Amy Sherman-Palladino: I wouldn’t go after another woman. Ah, I frankly wouldn’t go after another showrunner. I don’t—it is so hard to get a show on the air. And what you have to do, and the layers of bullshit and fighting and scraping, and…particularly this show, because our budget was very very small, and I…my demands were so high, because I needed to find a certain level of…I needed to find this dance class, and they had to dance at this certain level, and then I had to find four girls who could dance en pointe, and could also act, and could also look—and it it just, it it was a very, and they give you like, a week and a half to do it—
Allison Hope-Weiner: Right
Amy Sherman-Palladino: And that’s how pilots go. And that’s why you start a pilot thinking ‘I would love, you know, David Duchovny to star in my pilot,’ and by the end of it you’re like ‘I would like David Duchovny’s gardener, I think he’s gonna be great, I think he’s gonna like, set the—’
Allison Hope-Weiner: Just like him!
Amy Sherman-Palladino: Yeah, I mean there’s a lot of like stuff that goes into putting a pilot on, so to me just the miracle of getting a show on the air…And, a show that has a voice, and, and a show to me that is a—and I don’t do message shows, I don’t give a shit who you learn your life from.
Allison Hope-Weiner: I know.
Amy Sherman-Palladino: I don’t, you know, someone said ‘oh god I hope we don’t see the eating disorder show.’ You won’t. Because I don’t give a flying fuck about that, but it is about interesting girls and empowerment and, and strong women, and strong voices, and it’s hard to get that on the air. So, to have that on the air, and to have people watching it, to have it succeed, is only going to make it easier for the next woman, man, transvestite, whoever it’s gonna be, half and half, uhm, who’s got something special, to put it on the air. If, if something like this can exist, they can point to it and say ‘well look, that exists.’ You know?
Allison Hope-Weiner: Yes.
Amy Sherman-Palladino: And that—
Allison Hope-Weiner: That was a hit.

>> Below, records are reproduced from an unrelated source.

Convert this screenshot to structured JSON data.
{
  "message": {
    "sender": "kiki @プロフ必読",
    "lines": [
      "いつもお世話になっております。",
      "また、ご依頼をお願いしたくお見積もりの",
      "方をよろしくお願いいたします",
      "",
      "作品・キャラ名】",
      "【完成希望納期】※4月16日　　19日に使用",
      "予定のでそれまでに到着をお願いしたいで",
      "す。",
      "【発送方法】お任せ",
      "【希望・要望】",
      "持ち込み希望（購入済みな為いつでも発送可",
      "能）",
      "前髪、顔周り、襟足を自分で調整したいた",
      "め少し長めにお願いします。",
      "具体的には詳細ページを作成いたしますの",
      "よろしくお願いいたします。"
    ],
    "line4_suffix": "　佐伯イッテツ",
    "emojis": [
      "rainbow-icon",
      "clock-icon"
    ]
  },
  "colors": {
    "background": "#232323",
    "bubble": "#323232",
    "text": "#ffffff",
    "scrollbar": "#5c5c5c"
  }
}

Amy Sherman-Palladino: That was a hit. And I mean, all I do is point to Gilmore Girls. That’s all I can do. All I can do is go in and go ‘look, for seven years people tuned into this. So maybe there’s something behind this.’